Latest COVID-19 Information for Purdue University

The Center for Education and Research in Information Assurance and Security (CERIAS)

The Center for Education and Research in
Information Assurance and Security (CERIAS)

Mathias Payer - Purdue University

Students: Spring 2022, unless noted otherwise, sessions will be virtual on Zoom.

WarGames in Memory: Fighting Powerful Attackers

Sep 10, 2014

Download: Video Icon MP4 Video Size: 102.4MB  
Watch on Youtube Watch on YouTube


Memory corruption (e.g., buffer overflows, random writes, memory
allocation bugs, or uncontrolled format strings) is one of the oldest
and most exploited problems in computer science. These problems are
here to stay as low-level languages like C or C++ continue to trade
safety for potential performance. A small set of all proposed
solutions (e.g., Address Space Layout Randomization, Data Execution
Prevention, and stack canaries) is applied in practice but real
exploits show that all currently deployed protections can be defeated.
The problems of current protection mechanisms call for novel
approaches towards software protection that fulfill the following
properties: low overhead for high security guarantees, no changes to
the original source code, and compatibility to existing libraries and
binaries (including a partial migration strategy).

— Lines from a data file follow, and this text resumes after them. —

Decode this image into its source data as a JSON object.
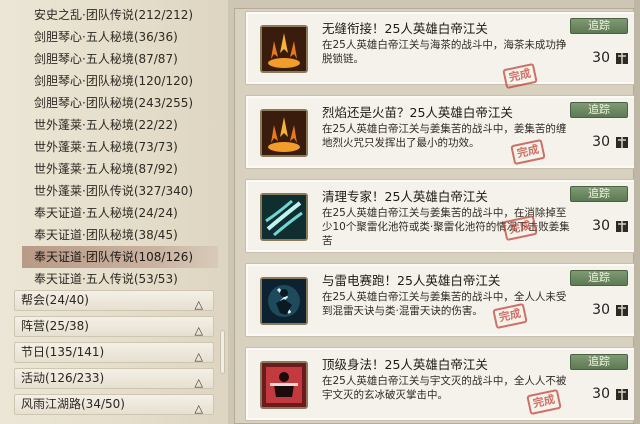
{
  "achievement_list": [
    {
      "label": "安史之乱·团队传说(212/212)"
    },
    {
      "label": "剑胆琴心·五人秘境(36/36)"
    },
    {
      "label": "剑胆琴心·五人秘境(87/87)"
    },
    {
      "label": "剑胆琴心·团队秘境(120/120)"
    },
    {
      "label": "剑胆琴心·团队秘境(243/255)"
    },
    {
      "label": "世外蓬莱·五人秘境(22/22)"
    },
    {
      "label": "世外蓬莱·五人秘境(73/73)"
    },
    {
      "label": "世外蓬莱·五人秘境(87/92)"
    },
    {
      "label": "世外蓬莱·团队传说(327/340)"
    },
    {
      "label": "奉天证道·五人秘境(24/24)"
    },
    {
      "label": "奉天证道·团队秘境(38/45)"
    },
    {
      "label": "奉天证道·团队传说(108/126)"
    },
    {
      "label": "奉天证道·五人传说(53/53)"
    }
  ],
  "categories": [
    {
      "label": "帮会(24/40)"
    },
    {
      "label": "阵营(25/38)"
    },
    {
      "label": "节日(135/141)"
    },
    {
      "label": "活动(126/233)"
    },
    {
      "label": "风雨江湖路(34/50)"
    }
  ],
  "cards": [
    {
      "title": "无缝衔接！25人英雄白帝江关",
      "desc": "在25人英雄白帝江关与海茶的战斗中，海茶未成功挣脱锁链。",
      "track_label": "追踪",
      "points": "30",
      "icon": "flame-icon",
      "stamp": "完成"
    },
    {
      "title": "烈焰还是火苗？25人英雄白帝江关",
      "desc": "在25人英雄白帝江关与姜集苦的战斗中，姜集苦的缠地烈火咒只发挥出了最小的功效。",
      "track_label": "追踪",
      "points": "30",
      "icon": "flame-icon",
      "stamp": "完成"
    },
    {
      "title": "清理专家！25人英雄白帝江关",
      "desc": "在25人英雄白帝江关与姜集苦的战斗中，在消除掉至少10个聚雷化池符或类·聚雷化池符的情况下击败姜集苦",
      "track_label": "追踪",
      "points": "30",
      "icon": "wind-slash-icon",
      "stamp": "完成"
    },
    {
      "title": "与雷电赛跑！25人英雄白帝江关",
      "desc": "在25人英雄白帝江关与姜集苦的战斗中，全人人未受到混雷天诀与类·混雷天诀的伤害。",
      "track_label": "追踪",
      "points": "30",
      "icon": "lightning-figure-icon",
      "stamp": "完成"
    },
    {
      "title": "顶级身法！25人英雄白帝江关",
      "desc": "在25人英雄白帝江关与宇文灭的战斗中，全人人不被宇文灭的玄冰破灭掌击中。",
      "track_label": "追踪",
      "points": "30",
      "icon": "warrior-icon",
      "stamp": "完成"
    }
  ],
  "colors": {
    "selected_row": "#b89a86",
    "track_button": "#6b8661",
    "stamp": "#c0473b"
  }
}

We present a security policy that deterministically protects software
against control-flow hijack attacks. Our mechanism uses both a
user-space virtualization system (building on binary translation) to
support legacy code and a compiler-based framework to enforce the
integrity of all code pointers at runtime. Such a system controls the
execution of all code in user-space, extracts information from all
loaded components, and enforces a strong security policy for the
executed software with low overhead. We show possible pitfalls and
limitations and discuss future extensions and optimizations.

About the Speaker

Mathias Payer is a security researcher and an assistant professor in
computer science at Purdue university. His interests are related to
system security, binary exploitation, user-space software-based fault
isolation, binary translation/recompilation, and (application)

Before joining Purdue in 2014 he spent two years as PostDoc in Dawn
Song's BitBlaze group at UC Berkeley. He graduated from ETH with a Dr.
sc. ETH in 2012. The topic of his thesis is related to low-level
binary translation and security. After developing a fast binary
translation system (fastBT) he started to analyze different exploit
techniques and wondered how binary translation could be used to raise
the guard of current systems (with TRuE and libdetox as a prototype
implementation of the security framework).

Ways to Watch


Watch Now!

Over 500 videos of our weekly seminar and symposia keynotes are available on our YouTube Channel. Also check out Spaf's YouTube Channel. Subscribe today!